And though technically this video does not show our heroine’s return to the real world, we infer that after drying off, she will feel reborn — softer, more refreshed — and better equipped to face the traffic, the boss, the baby, and the dog again, tomorrow!
Video Marketing For Business: Top 9 Use Cases For 2018
LOL’ing With the Hero(ine)
1. No faces, only words
This Spotify video could be made for pennies, proving true that one of the best things in life — humor — is free. Mom and Dad are the heroes of this tale, and they purposefully step out of their usual world and usual role as taskmasters to enter a playful space—working their shared history of music to bewilder their bewildering teenager. By the end of the video, Mom and Dad aren’t just issuing a command, they are fully rocking! There is a subtle nod to, to the fact that these parents are of the 80s, but completely capable now of mastering the amazing technology that is modern texting.
Spotify quickly illuminates the distance between two generations, and then just as quickly provides the “bridge” to close that gap: Music, shared via an affordable family plan.
Though we literally do not see one human face — not a guitar, no stadium bleachers — we get a kick out of this mini-myth. We think of our own “embarrassingly old weird songs,” and wonder if we could stay young, or be reborn, by listening to what our kids listen to. This Spotify spot proves that music and humor, like scent — which we haven’t quite figured out how to use in video (yet) — can spark meaningful memories and feelings.
FYI: With Wave.video and our vast bank of fonts, sound clips, and fx, you could crank out a dozen “Spotify-esque” videos in one day.
START CREATING ENGAGING VIDEOS WITH WAVE
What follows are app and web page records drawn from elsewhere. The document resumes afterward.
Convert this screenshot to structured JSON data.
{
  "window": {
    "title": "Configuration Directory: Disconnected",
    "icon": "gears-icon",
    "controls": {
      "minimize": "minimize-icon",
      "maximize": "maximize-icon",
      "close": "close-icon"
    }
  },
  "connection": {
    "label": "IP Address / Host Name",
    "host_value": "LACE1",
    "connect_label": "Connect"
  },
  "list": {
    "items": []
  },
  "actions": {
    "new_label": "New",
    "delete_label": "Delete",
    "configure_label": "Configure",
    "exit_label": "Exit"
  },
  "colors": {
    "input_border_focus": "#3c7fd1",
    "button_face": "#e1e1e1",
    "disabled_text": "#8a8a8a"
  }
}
Pulling for the Hero(ine)
1. Presenting “the other/the underdog”
Underdogs: With luck and determination, they will prevail! Though we don’t consciously see ourselves as underdogs, wise marketers know that deep inside our puny human souls, we’re full of self-doubt. Our FOMO can be used against us. We all suffer from Imposter Syndrome. We’re all too old, young, hungry, lazy, inept, ineffective, angry, sad, overweight, underweight, stupid, weak, uncaring, or poor. Marketing, it’s true, picks and pokes at all of our psychological scars.That said, most of us are working toward more socially responsible branding. More aware, authentic, and mindful messaging. Click To Tweet
We will always cheer on underdogs, because we see some aspect — past or present — of ourselves in them. Or, as another strong but minimally budgeted ad campaign shows, we simply empathize. Fundamentally, humans do care and given a way to do so, we will help.
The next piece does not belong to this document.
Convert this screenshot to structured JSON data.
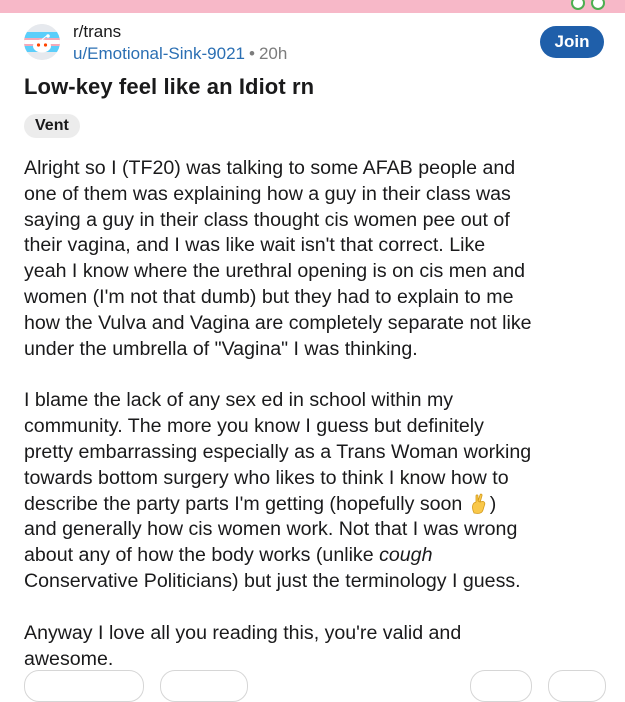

The underdog might be so far from who we are or what we experience directly — the underdog might literally be a big cat — but the problem and challenge their condition presents to us is a moral one. The solution then is to send money to a cause, to volunteer, or to better educate ourselves.
Marketing as a Carrier of Myths
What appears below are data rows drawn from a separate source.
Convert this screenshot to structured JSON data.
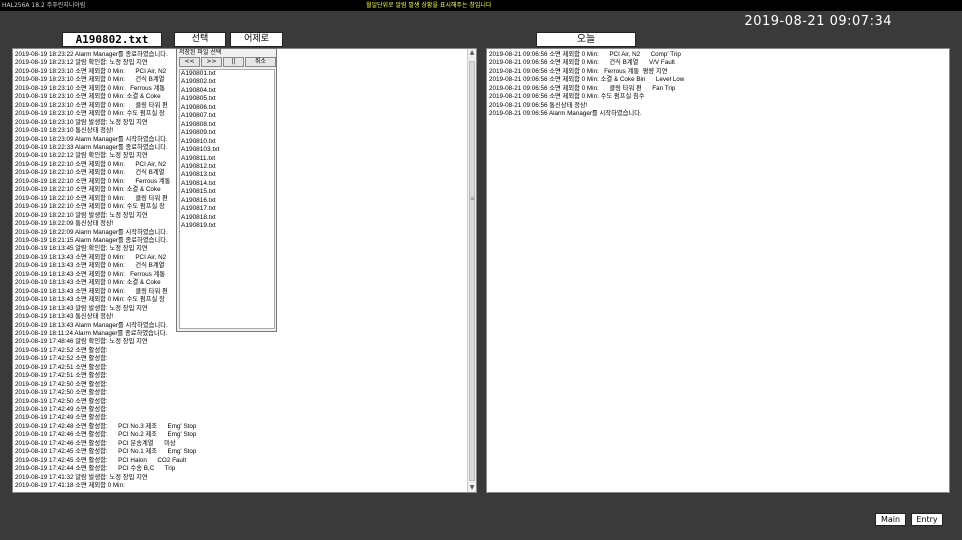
{
  "topbar": {
    "app_title": "HAL256A  18.2    주푸린지니아림",
    "marquee": "월일단위로 알림 발생 상황을 표시해주는 창입니다"
  },
  "clock": "2019-08-21 09:07:34",
  "file_title": "A190802.txt",
  "select_label": "선택",
  "yesterday_label": "어제로",
  "today_label": "오늘",
  "left_log": [
    "2019-08-19 18:23:22 Alarm Manager를 종료하였습니다.",
    "2019-08-19 18:23:12 알람 확인함: 노정 장입 지연",
    "2019-08-19 18:23:10 소면 제외함 0 Min:      PCI Air, N2",
    "2019-08-19 18:23:10 소면 제외함 0 Min:      건식 B계열",
    "2019-08-19 18:23:10 소면 제외함 0 Min:   Ferrous 계통",
    "2019-08-19 18:23:10 소면 제외함 0 Min: 소결 & Coke",
    "2019-08-19 18:23:10 소면 제외함 0 Min:      클링 타워 편",
    "2019-08-19 18:23:10 소면 제외함 0 Min: 수도 펌프실 장",
    "2019-08-19 18:23:10 알람 발생함: 노정 장입 지연",
    "2019-08-19 18:23:10 통신상태 정상!",
    "2019-08-19 18:23:09 Alarm Manager를 시작하였습니다.",
    "2019-08-19 18:22:33 Alarm Manager를 종료하였습니다.",
    "2019-08-19 18:22:12 알람 확인함: 노정 장입 지연",
    "2019-08-19 18:22:10 소면 제외함 0 Min:      PCI Air, N2",
    "2019-08-19 18:22:10 소면 제외함 0 Min:      건식 B계열",
    "2019-08-19 18:22:10 소면 제외함 0 Min:      Ferrous 계통",
    "2019-08-19 18:22:10 소면 제외함 0 Min: 소결 & Coke",
    "2019-08-19 18:22:10 소면 제외함 0 Min:      클링 타워 편",
    "2019-08-19 18:22:10 소면 제외함 0 Min: 수도 펌프실 장",
    "2019-08-19 18:22:10 알람 발생함: 노정 장입 지연",
    "2019-08-19 18:22:09 통신상태 정상!",
    "2019-08-19 18:22:09 Alarm Manager를 시작하였습니다.",
    "2019-08-19 18:21:15 Alarm Manager를 종료하였습니다.",
    "2019-08-19 18:13:45 알람 확인함: 노정 장입 지연",
    "2019-08-19 18:13:43 소면 제외함 0 Min:      PCI Air, N2",
    "2019-08-19 18:13:43 소면 제외함 0 Min:      건식 B계열",
    "2019-08-19 18:13:43 소면 제외함 0 Min:   Ferrous 계통",
    "2019-08-19 18:13:43 소면 제외함 0 Min: 소결 & Coke",
    "2019-08-19 18:13:43 소면 제외함 0 Min:      클링 타워 편",
    "2019-08-19 18:13:43 소면 제외함 0 Min: 수도 펌프실 장",
    "2019-08-19 18:13:43 알람 발생함: 노정 장입 지연",
    "2019-08-19 18:13:43 통신상태 정상!",
    "2019-08-19 18:13:43 Alarm Manager를 시작하였습니다.",
    "2019-08-19 18:11:24 Alarm Manager를 종료하였습니다.",
    "2019-08-19 17:48:46 알람 확인함: 노정 장입 지연",
    "2019-08-19 17:42:52 소면 활성함:",
    "2019-08-19 17:42:52 소면 활성함:",
    "2019-08-19 17:42:51 소면 활성함:",
    "2019-08-19 17:42:51 소면 활성함:",
    "2019-08-19 17:42:50 소면 활성함:",
    "2019-08-19 17:42:50 소면 활성함:",
    "2019-08-19 17:42:50 소면 활성함:",
    "2019-08-19 17:42:49 소면 활성함:",
    "2019-08-19 17:42:49 소면 활성함:",
    "2019-08-19 17:42:48 소면 활성함:      PCI No.3 제조      Emg' Stop",
    "2019-08-19 17:42:46 소면 활성함:      PCI No.2 제조      Emg' Stop",
    "2019-08-19 17:42:46 소면 활성함:      PCI 분송계열      미상",
    "2019-08-19 17:42:45 소면 활성함:      PCI No.1 제조      Emg' Stop",
    "2019-08-19 17:42:45 소면 활성함:      PCI Halon      CO2 Fault",
    "2019-08-19 17:42:44 소면 활성함:      PCI 수송 B,C      Trip",
    "2019-08-19 17:41:32 알람 발생함: 노정 장입 지연",
    "2019-08-19 17:41:18 소면 제외함 0 Min:"
  ],
  "right_log": [
    "2019-08-21 09:06:56 소면 제외함 0 Min:      PCI Air, N2      Comp' Trip",
    "2019-08-21 09:06:56 소면 제외함 0 Min:      건식 B계열      V/V Fault",
    "2019-08-21 09:06:56 소면 제외함 0 Min:   Ferrous 계통  평량 지연",
    "2019-08-21 09:06:56 소면 제외함 0 Min: 소결 & Coke Bin      Level Low",
    "2019-08-21 09:06:56 소면 제외함 0 Min:      클링 타워 편      Fan Trip",
    "2019-08-21 09:06:56 소면 제외함 0 Min: 수도 펌프실 침수",
    "2019-08-21 09:06:56 통신상태 정상!",
    "2019-08-21 09:06:56 Alarm Manager를 시작하였습니다."
  ],
  "file_popup": {
    "title": "저장된 파일 선택",
    "prev_label": "<<",
    "next_label": ">>",
    "pause_label": "||",
    "cancel_label": "취소",
    "files": [
      "A190801.txt",
      "A190802.txt",
      "A190804.txt",
      "A190805.txt",
      "A190806.txt",
      "A190807.txt",
      "A190808.txt",
      "A190809.txt",
      "A190810.txt",
      "A1908103.txt",
      "A190811.txt",
      "A190812.txt",
      "A190813.txt",
      "A190814.txt",
      "A190815.txt",
      "A190816.txt",
      "A190817.txt",
      "A190818.txt",
      "A190819.txt"
    ]
  },
  "bottom": {
    "main_label": "Main",
    "entry_label": "Entry"
  },
  "colors": {
    "background": "#3a3a3a",
    "panel": "#ffffff",
    "topbar": "#000000",
    "marquee": "#ffff66"
  }
}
Some say there are no original stories left to tell. We all repeat, in one way or another, origin myths, hero’s journeys, and so on. We adapt our stories to the times—Spotify uses nothing but text messaging and a song to illustrate cross-generational tastes and miscommunication.
We adapt our stories to our audience, but essentially, we are setting a hook, connecting to our audience via what we ourselves know to be engaging content, and saying, “Hey, we can help! Walk this way!”
The social media environment is young and thriving. It takes imagination, planning, and a penchant for taking risks to stand above the branding crowd and be heard; it doesn’t take thousands of dollars, famous actors, a green room, and an hour.
Give your audience a face, a sound, or a cause they can get behind, and help them find you—meet them at a common point, and then stick together through the journey.